◆ **Task to complete**
Present the data once more in exactly its original form.

◆ **The input**

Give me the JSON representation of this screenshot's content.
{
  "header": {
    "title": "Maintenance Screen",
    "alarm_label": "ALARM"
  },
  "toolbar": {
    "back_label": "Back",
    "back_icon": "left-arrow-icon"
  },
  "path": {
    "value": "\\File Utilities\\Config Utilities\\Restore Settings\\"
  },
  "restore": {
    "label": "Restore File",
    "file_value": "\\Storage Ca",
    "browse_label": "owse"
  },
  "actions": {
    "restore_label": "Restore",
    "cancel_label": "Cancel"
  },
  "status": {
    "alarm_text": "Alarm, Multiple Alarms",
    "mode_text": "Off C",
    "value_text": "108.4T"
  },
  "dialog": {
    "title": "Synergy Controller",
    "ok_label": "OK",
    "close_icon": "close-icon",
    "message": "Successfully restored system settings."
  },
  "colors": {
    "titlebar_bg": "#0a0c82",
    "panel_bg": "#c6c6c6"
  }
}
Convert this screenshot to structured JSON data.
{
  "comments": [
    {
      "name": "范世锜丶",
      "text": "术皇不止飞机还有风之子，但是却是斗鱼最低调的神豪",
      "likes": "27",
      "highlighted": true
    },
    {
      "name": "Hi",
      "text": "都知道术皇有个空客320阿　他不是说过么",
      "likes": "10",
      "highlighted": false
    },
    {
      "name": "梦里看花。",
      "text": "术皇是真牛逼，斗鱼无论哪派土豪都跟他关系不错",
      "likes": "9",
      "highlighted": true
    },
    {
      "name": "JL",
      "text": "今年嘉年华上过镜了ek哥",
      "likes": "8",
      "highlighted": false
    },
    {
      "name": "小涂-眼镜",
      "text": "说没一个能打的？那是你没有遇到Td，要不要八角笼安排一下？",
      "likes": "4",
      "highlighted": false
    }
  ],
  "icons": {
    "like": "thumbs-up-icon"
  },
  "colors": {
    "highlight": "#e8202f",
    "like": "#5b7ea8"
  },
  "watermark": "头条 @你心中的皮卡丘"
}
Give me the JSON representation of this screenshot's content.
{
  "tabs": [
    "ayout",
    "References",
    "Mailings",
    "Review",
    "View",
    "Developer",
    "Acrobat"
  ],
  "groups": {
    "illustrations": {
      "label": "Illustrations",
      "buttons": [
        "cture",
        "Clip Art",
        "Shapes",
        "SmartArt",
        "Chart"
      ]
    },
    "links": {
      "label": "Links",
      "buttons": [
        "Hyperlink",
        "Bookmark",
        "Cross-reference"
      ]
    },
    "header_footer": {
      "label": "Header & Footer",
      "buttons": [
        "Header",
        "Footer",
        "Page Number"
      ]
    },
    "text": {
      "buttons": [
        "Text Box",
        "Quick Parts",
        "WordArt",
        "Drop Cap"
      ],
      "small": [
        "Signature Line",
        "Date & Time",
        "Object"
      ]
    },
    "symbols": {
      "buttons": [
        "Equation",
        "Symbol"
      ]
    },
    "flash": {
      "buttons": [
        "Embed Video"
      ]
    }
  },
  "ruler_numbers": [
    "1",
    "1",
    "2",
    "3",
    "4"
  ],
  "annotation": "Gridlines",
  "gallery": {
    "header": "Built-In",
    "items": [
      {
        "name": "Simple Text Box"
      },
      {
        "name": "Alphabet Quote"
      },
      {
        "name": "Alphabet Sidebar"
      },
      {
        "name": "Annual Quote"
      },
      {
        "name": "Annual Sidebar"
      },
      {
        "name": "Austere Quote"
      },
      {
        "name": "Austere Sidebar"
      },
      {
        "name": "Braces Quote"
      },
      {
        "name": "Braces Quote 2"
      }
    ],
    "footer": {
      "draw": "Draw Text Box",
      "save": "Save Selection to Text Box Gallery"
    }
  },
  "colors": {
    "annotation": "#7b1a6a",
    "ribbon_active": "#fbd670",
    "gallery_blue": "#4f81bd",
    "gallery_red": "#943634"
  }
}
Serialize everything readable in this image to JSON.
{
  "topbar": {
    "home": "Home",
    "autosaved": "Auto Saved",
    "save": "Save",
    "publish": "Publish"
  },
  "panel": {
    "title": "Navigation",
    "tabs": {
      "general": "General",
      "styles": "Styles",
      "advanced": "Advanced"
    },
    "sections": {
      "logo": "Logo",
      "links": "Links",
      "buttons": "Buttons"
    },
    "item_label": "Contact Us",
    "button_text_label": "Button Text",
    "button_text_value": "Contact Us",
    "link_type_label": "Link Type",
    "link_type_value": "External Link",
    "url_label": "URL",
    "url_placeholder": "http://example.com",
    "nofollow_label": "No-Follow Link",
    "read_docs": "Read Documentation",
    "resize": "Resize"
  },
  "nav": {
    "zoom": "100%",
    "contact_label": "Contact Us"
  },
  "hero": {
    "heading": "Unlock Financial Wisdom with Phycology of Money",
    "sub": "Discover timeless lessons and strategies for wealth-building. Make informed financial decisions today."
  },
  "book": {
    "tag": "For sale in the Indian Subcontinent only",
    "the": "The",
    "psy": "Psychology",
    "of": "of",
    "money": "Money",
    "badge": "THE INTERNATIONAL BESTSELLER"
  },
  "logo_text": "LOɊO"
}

◆ **Solution to this task**
Give me the JSON representation of this screenshot's content.
{
  "header": {
    "title": "Maintenance Screen",
    "alarm_label": "ALARM"
  },
  "toolbar": {
    "back_label": "Back",
    "back_icon": "left-arrow-icon"
  },
  "path": {
    "value": "\\File Utilities\\Config Utilities\\Restore Settings\\"
  },
  "restore": {
    "label": "Restore File",
    "file_value": "\\Storage Ca",
    "browse_label": "owse"
  },
  "actions": {
    "restore_label": "Restore",
    "cancel_label": "Cancel"
  },
  "status": {
    "alarm_text": "Alarm, Multiple Alarms",
    "mode_text": "Off C",
    "value_text": "108.4T"
  },
  "dialog": {
    "title": "Synergy Controller",
    "ok_label": "OK",
    "close_icon": "close-icon",
    "message": "Successfully restored system settings."
  },
  "colors": {
    "titlebar_bg": "#0a0c82",
    "panel_bg": "#c6c6c6"
  }
}
Convert this screenshot to structured JSON data.
{
  "comments": [
    {
      "name": "范世锜丶",
      "text": "术皇不止飞机还有风之子，但是却是斗鱼最低调的神豪",
      "likes": "27",
      "highlighted": true
    },
    {
      "name": "Hi",
      "text": "都知道术皇有个空客320阿　他不是说过么",
      "likes": "10",
      "highlighted": false
    },
    {
      "name": "梦里看花。",
      "text": "术皇是真牛逼，斗鱼无论哪派土豪都跟他关系不错",
      "likes": "9",
      "highlighted": true
    },
    {
      "name": "JL",
      "text": "今年嘉年华上过镜了ek哥",
      "likes": "8",
      "highlighted": false
    },
    {
      "name": "小涂-眼镜",
      "text": "说没一个能打的？那是你没有遇到Td，要不要八角笼安排一下？",
      "likes": "4",
      "highlighted": false
    }
  ],
  "icons": {
    "like": "thumbs-up-icon"
  },
  "colors": {
    "highlight": "#e8202f",
    "like": "#5b7ea8"
  },
  "watermark": "头条 @你心中的皮卡丘"
}
Give me the JSON representation of this screenshot's content.
{
  "tabs": [
    "ayout",
    "References",
    "Mailings",
    "Review",
    "View",
    "Developer",
    "Acrobat"
  ],
  "groups": {
    "illustrations": {
      "label": "Illustrations",
      "buttons": [
        "cture",
        "Clip Art",
        "Shapes",
        "SmartArt",
        "Chart"
      ]
    },
    "links": {
      "label": "Links",
      "buttons": [
        "Hyperlink",
        "Bookmark",
        "Cross-reference"
      ]
    },
    "header_footer": {
      "label": "Header & Footer",
      "buttons": [
        "Header",
        "Footer",
        "Page Number"
      ]
    },
    "text": {
      "buttons": [
        "Text Box",
        "Quick Parts",
        "WordArt",
        "Drop Cap"
      ],
      "small": [
        "Signature Line",
        "Date & Time",
        "Object"
      ]
    },
    "symbols": {
      "buttons": [
        "Equation",
        "Symbol"
      ]
    },
    "flash": {
      "buttons": [
        "Embed Video"
      ]
    }
  },
  "ruler_numbers": [
    "1",
    "1",
    "2",
    "3",
    "4"
  ],
  "annotation": "Gridlines",
  "gallery": {
    "header": "Built-In",
    "items": [
      {
        "name": "Simple Text Box"
      },
      {
        "name": "Alphabet Quote"
      },
      {
        "name": "Alphabet Sidebar"
      },
      {
        "name": "Annual Quote"
      },
      {
        "name": "Annual Sidebar"
      },
      {
        "name": "Austere Quote"
      },
      {
        "name": "Austere Sidebar"
      },
      {
        "name": "Braces Quote"
      },
      {
        "name": "Braces Quote 2"
      }
    ],
    "footer": {
      "draw": "Draw Text Box",
      "save": "Save Selection to Text Box Gallery"
    }
  },
  "colors": {
    "annotation": "#7b1a6a",
    "ribbon_active": "#fbd670",
    "gallery_blue": "#4f81bd",
    "gallery_red": "#943634"
  }
}
Serialize everything readable in this image to JSON.
{
  "topbar": {
    "home": "Home",
    "autosaved": "Auto Saved",
    "save": "Save",
    "publish": "Publish"
  },
  "panel": {
    "title": "Navigation",
    "tabs": {
      "general": "General",
      "styles": "Styles",
      "advanced": "Advanced"
    },
    "sections": {
      "logo": "Logo",
      "links": "Links",
      "buttons": "Buttons"
    },
    "item_label": "Contact Us",
    "button_text_label": "Button Text",
    "button_text_value": "Contact Us",
    "link_type_label": "Link Type",
    "link_type_value": "External Link",
    "url_label": "URL",
    "url_placeholder": "http://example.com",
    "nofollow_label": "No-Follow Link",
    "read_docs": "Read Documentation",
    "resize": "Resize"
  },
  "nav": {
    "zoom": "100%",
    "contact_label": "Contact Us"
  },
  "hero": {
    "heading": "Unlock Financial Wisdom with Phycology of Money",
    "sub": "Discover timeless lessons and strategies for wealth-building. Make informed financial decisions today."
  },
  "book": {
    "tag": "For sale in the Indian Subcontinent only",
    "the": "The",
    "psy": "Psychology",
    "of": "of",
    "money": "Money",
    "badge": "THE INTERNATIONAL BESTSELLER"
  },
  "logo_text": "LOɊO"
}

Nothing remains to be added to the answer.